International observers in Myanmar are giving qualified approval to Sunday’s historic parliamentary elections, as the vote counting heads into its second full day.
“The process went better than many people expected beforehand,” said Alexander Graf Lambsdorff, head of the European Union’s election observation mission, during a press conference in Yangon Tuesday.
More than 30 million people cast votes in Sunday’s election, the first free elections in the former military-run country in 25 years.
Official results released by the Union Election Commission show the opposition National League for Democracy so far has won 126 seats in the lower house of parliament, while the military-backed ruling Union Solidarity Development Party has won just eight.
Party claims landslide
The NLD, led by Nobel Peace laureate Aung San Suu Kyi, has already claimed a landslide victory. In an interview with the BBC Tuesday, Aung San Suu Kyi said her party has won about 75 percent of all contested seats.
"The fact that losing USDP candidates are accepting defeat is ‘encouraging’ for process credibility," Lambsdorff said.
But he also said the vote cannot be called “truly genuine” because all the seats were not contested in the election. Myanmar’s constitution allocates 25 percent of parliamentary seats to the military.
Lambsdorff also expressed concern over the lack of Rohingya Muslims from voting rolls and candidate lists, which he called “part of a larger social issue.” Millions of Rohingya Muslims are disenfranchised in Myanmar for a lack of citizenship and other reasons.

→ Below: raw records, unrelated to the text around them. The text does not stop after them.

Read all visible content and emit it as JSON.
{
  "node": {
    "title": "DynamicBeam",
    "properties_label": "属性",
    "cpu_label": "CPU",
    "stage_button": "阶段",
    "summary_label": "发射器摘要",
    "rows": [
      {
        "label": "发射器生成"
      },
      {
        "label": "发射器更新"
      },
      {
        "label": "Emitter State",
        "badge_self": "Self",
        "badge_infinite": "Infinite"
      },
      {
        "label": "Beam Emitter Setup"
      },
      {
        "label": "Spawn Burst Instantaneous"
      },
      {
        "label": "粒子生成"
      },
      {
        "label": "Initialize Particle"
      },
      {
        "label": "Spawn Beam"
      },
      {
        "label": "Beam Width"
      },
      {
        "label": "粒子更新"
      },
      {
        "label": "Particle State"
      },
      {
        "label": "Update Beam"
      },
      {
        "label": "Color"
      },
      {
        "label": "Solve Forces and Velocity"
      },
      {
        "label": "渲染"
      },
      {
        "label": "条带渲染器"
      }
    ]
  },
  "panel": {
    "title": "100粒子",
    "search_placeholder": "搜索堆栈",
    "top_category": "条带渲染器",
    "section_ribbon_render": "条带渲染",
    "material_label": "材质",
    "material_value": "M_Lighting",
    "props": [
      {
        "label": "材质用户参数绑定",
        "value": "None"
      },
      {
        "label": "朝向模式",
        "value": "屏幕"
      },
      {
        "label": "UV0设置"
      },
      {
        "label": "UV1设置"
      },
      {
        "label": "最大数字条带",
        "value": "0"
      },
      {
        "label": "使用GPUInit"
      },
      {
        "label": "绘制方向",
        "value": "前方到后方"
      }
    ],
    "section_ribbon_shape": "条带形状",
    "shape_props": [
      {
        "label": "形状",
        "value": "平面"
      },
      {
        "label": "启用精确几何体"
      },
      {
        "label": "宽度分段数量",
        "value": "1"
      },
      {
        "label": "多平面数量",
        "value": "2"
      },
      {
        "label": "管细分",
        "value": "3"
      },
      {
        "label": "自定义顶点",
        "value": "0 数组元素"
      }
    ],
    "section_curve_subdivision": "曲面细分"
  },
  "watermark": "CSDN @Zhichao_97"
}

U.S. observer Jason Carter told reporters an “anti-Muslim sentiment” was prevalent in the elections.
Carter led a group of international observers in Myanmar on behalf of the Carter Center, the U.S.-based human rights group founded by his grandfather, former President Jimmy Carter.
Former Ireland President Mary Robinson, a member of the Carter Center team, also lamented the lack of many female candidates.
A spokesman for United Nations Secretary-General Ban Ki-Moon congratulated "the broad masses of the people from various walks of life in Myanmar for their patience, dignity and enthusiasm."
Election results delayed
The first results were scheduled to be announced Monday morning, but election officials delayed the announcement until later in the day, without giving a reason.
The Myanmar Times said the NLD has issued a formal complaint to the Union Election Commission over a change in election procedures.
The party said the UEC has instructed local election officials to send election results directly to the commission's offices in the capital Naypyitaw, instead of sending them first to local and state election authorities.
This is the first election in Myanmar, also known as Burma, since the military junta established a nominally civilian government in 2011 after nearly 50 years in power, and a year after Aung San Suu Kyi was freed from house arrest and a ban lifted on her party.
She led the NLD to a landslide victory in the last free nationwide election in 1990, but was prevented by the junta from taking power.
Myanmar political experts said the NLD needs to capture 67 percent of the parliamentary seats in Sunday’s election to overcome the military’s veto in the bicameral legislature, known as the Pyidaungsu Hluttaw, which selects the president.
Aung San Suu Kyi is prevented from becoming president even if her party is victorious.
The military junta governing in 2008 placed a clause in the constitution barring anyone with a foreign spouse or children from holding the highest office. Aung San Suu Kyi’s late husband was British, as are her two children.
Despite the ban, she told the BBC that it "won't stop me from making all the decisions as the leader of the winning party."
Nearly 7,000 candidates from 91 parties sought posts in both houses of parliament.
Myanmar, a former British colony, was isolated from most of the world for decades after General Ne Win in 1962 staged a coup, abolishing the Buddhist-majority country’s constitution and its democratic government.